ROCHESTER, NY (WXXI) – Local elections officials say it’s a bit overwhelming to consider all the changes that have to take place to implement New York’s new voting laws.
“It’s kind of like you’re thrilled,” said elections commissioner Tom Ferrarese, “but you always have that ‘Oh my goodness, let’s see how we’re going to implement this?’ ”
A measure passed by the state legislature this week will allow early voting up to 10 days before an election. The legislation is still awaiting the signature of Governor Andrew Cuomo, who supports the idea.
The bill passed despite the objections of some Republicans, who questioned the need and the cost.
Ferrarese says funding is a critical part of the process of implementing the necessary changes. He and others hope state lawmakers will find a way to at least help counties cover part of any costs they incur.
“I think there will be a continued push in that direction,” Ferrarese said, “and certainly there will be issues raised if there isn’t some funding. It’s also going to be about the value people put on the voting process.”
If all goes as expected, polling sites would be set up across Monroe County to accommodate early voting in time for the next general election in November, according to Ferrarese.
If state lawmakers okay the use of electronic poll books and on-demand ballot machines, he says the process will be more streamlined and voters will be able to cast their ballots at any of the locations rather than having to go to their specific regional polling place.
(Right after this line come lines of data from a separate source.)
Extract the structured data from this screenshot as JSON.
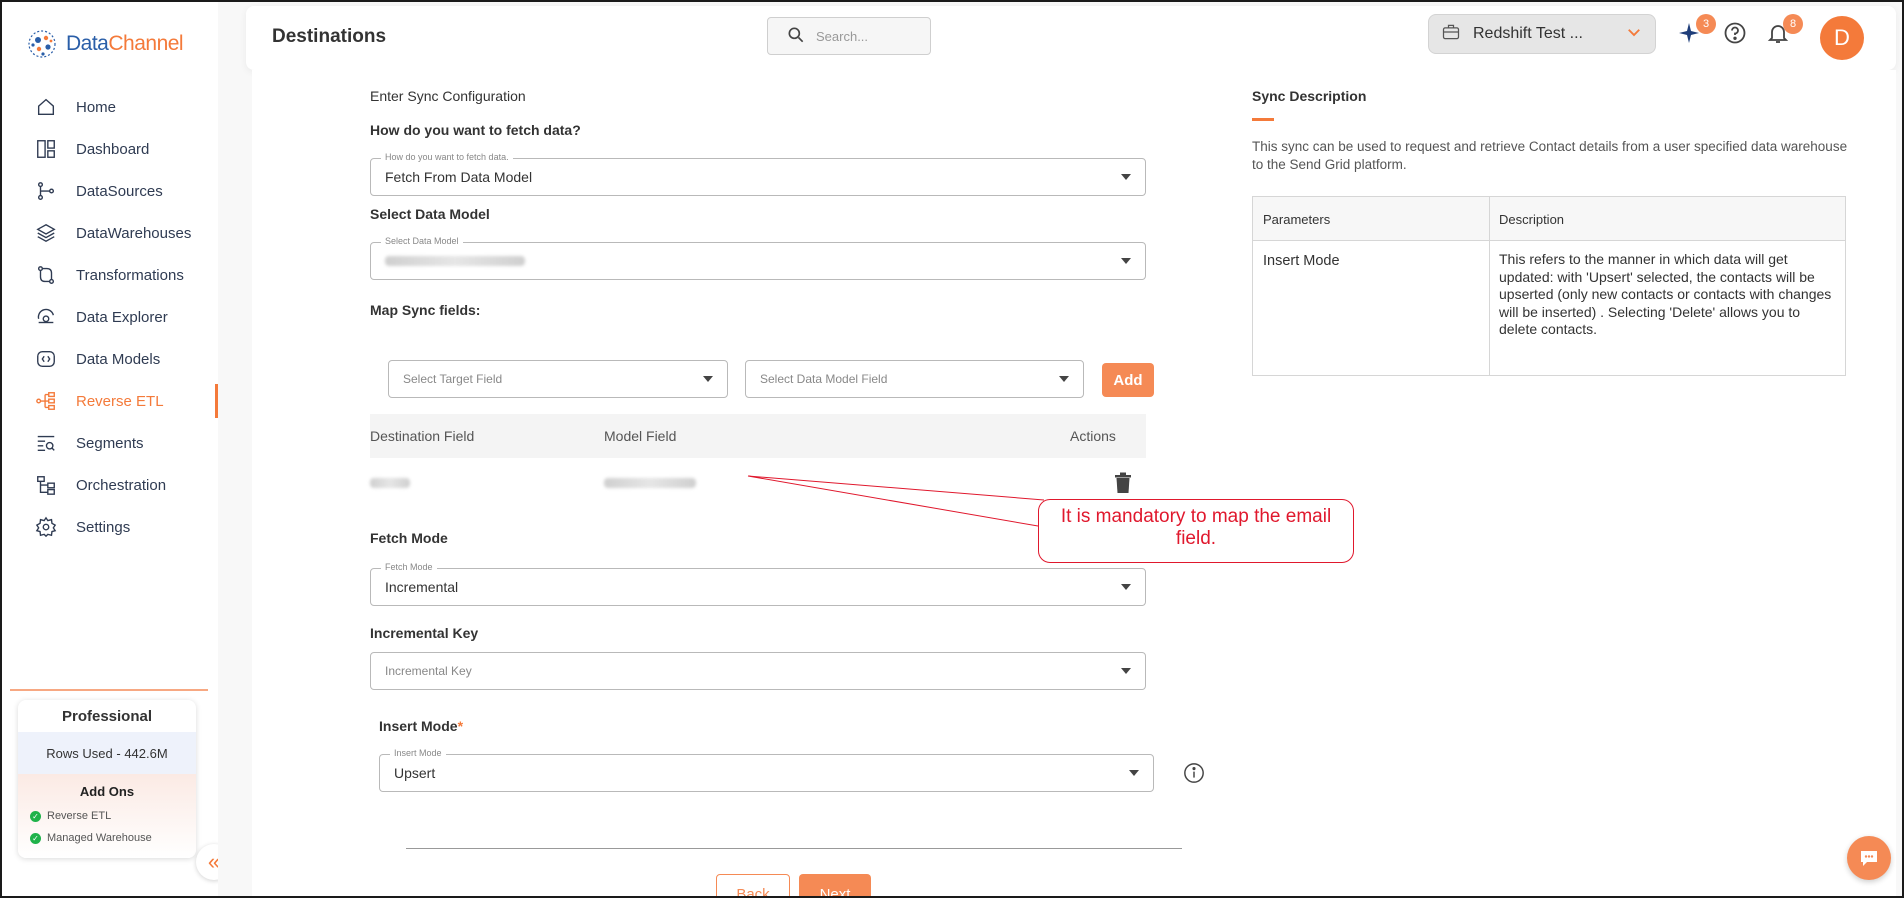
{
  "brand": {
    "name_part1": "Data",
    "name_part2": "Channel"
  },
  "sidebar": {
    "items": [
      {
        "label": "Home",
        "icon": "home-icon"
      },
      {
        "label": "Dashboard",
        "icon": "dashboard-icon"
      },
      {
        "label": "DataSources",
        "icon": "datasources-icon"
      },
      {
        "label": "DataWarehouses",
        "icon": "datawarehouses-icon"
      },
      {
        "label": "Transformations",
        "icon": "transformations-icon"
      },
      {
        "label": "Data Explorer",
        "icon": "data-explorer-icon"
      },
      {
        "label": "Data Models",
        "icon": "data-models-icon"
      },
      {
        "label": "Reverse ETL",
        "icon": "reverse-etl-icon",
        "active": true
      },
      {
        "label": "Segments",
        "icon": "segments-icon"
      },
      {
        "label": "Orchestration",
        "icon": "orchestration-icon"
      },
      {
        "label": "Settings",
        "icon": "settings-icon"
      }
    ],
    "plan": {
      "title": "Professional",
      "rows_used": "Rows Used - 442.6M",
      "addons_title": "Add Ons",
      "addons": [
        "Reverse ETL",
        "Managed Warehouse"
      ]
    }
  },
  "header": {
    "title": "Destinations",
    "search_placeholder": "Search...",
    "workspace": "Redshift Test ...",
    "sparkle_badge": "3",
    "notification_badge": "8",
    "avatar_initial": "D"
  },
  "form": {
    "section_title": "Enter Sync Configuration",
    "fetch_question": "How do you want to fetch data?",
    "fetch_float": "How do you want to fetch data.",
    "fetch_value": "Fetch From Data Model",
    "data_model_label": "Select Data Model",
    "data_model_float": "Select Data Model",
    "map_label": "Map Sync fields:",
    "target_placeholder": "Select Target Field",
    "model_field_placeholder": "Select Data Model Field",
    "add_label": "Add",
    "table_headers": [
      "Destination Field",
      "Model Field",
      "Actions"
    ],
    "fetch_mode_label": "Fetch Mode",
    "fetch_mode_float": "Fetch Mode",
    "fetch_mode_value": "Incremental",
    "incremental_key_label": "Incremental Key",
    "incremental_key_placeholder": "Incremental Key",
    "insert_mode_label": "Insert Mode",
    "insert_mode_required": "*",
    "insert_mode_float": "Insert Mode",
    "insert_mode_value": "Upsert",
    "back_label": "Back",
    "next_label": "Next"
  },
  "callout": {
    "line1": "It is mandatory to map the email",
    "line2": "field."
  },
  "description": {
    "title": "Sync Description",
    "text": "This sync can be used to request and retrieve Contact details from a user specified data warehouse to the Send Grid platform.",
    "headers": [
      "Parameters",
      "Description"
    ],
    "rows": [
      {
        "param": "Insert Mode",
        "desc": "This refers to the manner in which data will get updated: with 'Upsert' selected, the contacts will be upserted (only new contacts or contacts with changes will be inserted) . Selecting 'Delete' allows you to delete contacts."
      }
    ]
  },
  "colors": {
    "accent": "#f47a3a",
    "button": "#f58a55",
    "annotation": "#e0182d"
  }
}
On-demand ballot machines, according to Ferrarese, would prevent errors like over-voting or a missed vote in a particular race. Voters would start by keying in their choices on an electronic screen.
“It doesn’t cast a vote at that point; it actually creates a ballot. It hands them the ballot and they can then review the ballot and if there’s something wrong with it they can, like today, go get another one (up to three times.) But that ballot is only cast when they walk over to the scanner and stick it in.”
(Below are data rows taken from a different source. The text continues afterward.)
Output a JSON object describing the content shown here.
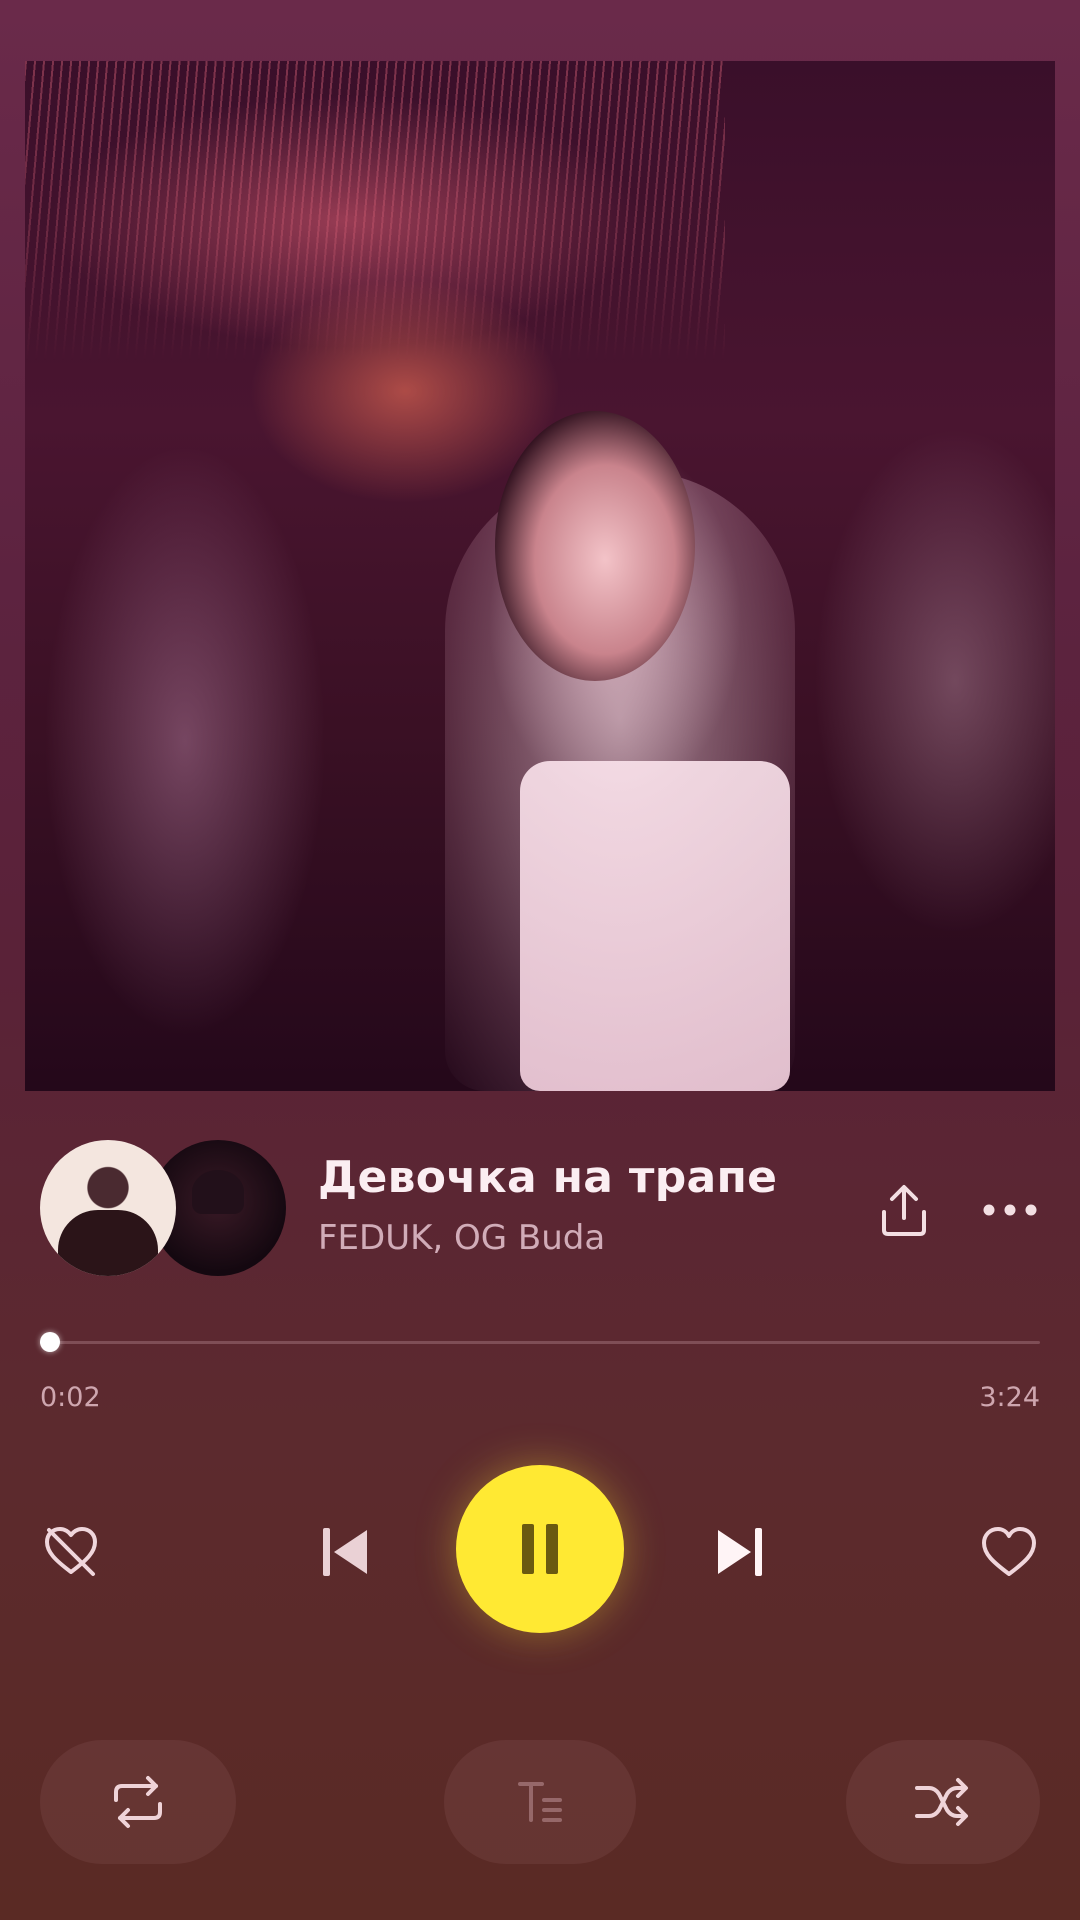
{
  "track": {
    "title": "Девочка на трапе",
    "artists": "FEDUK, OG Buda"
  },
  "progress": {
    "current": "0:02",
    "total": "3:24",
    "fraction": 0.01
  },
  "icons": {
    "share": "share-icon",
    "more": "more-icon",
    "dislike": "dislike-icon",
    "previous": "skip-previous-icon",
    "play_pause": "pause-icon",
    "next": "skip-next-icon",
    "like": "heart-icon",
    "repeat": "repeat-icon",
    "lyrics": "lyrics-icon",
    "shuffle": "shuffle-icon"
  },
  "colors": {
    "accent": "#ffe933",
    "background_top": "#6a2a4a",
    "background_bottom": "#5a2a24"
  }
}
The new technology is one area in which savings could be realized, Ferrarese said. Elections workers spend three to four weeks after elections manually scanning signatures on poll books to update the history of each voter. In addition, he said hundreds of thousands of pages are printed for the registration books that voters sign when they first enter their polling place. Those printing costs would be eliminated if electronic poll books were used.
Ferrarese expects early voting to be popular right away in New York.
“We’re not going to see the same slow start other states did because people just didn’t know about it or understand it,” he said. “People have read about it now for a number of years and have seen it in other states. Frankly, coming to New York State finally, I think we’re going to have a number of people who want to use it.”
Other measures would allow New Yorkers to cast an absentee ballot for any reason, and to register to vote on Election Day, but those changes require passage by two consecutive state legislatures, so the earliest they could be enacted is 2021.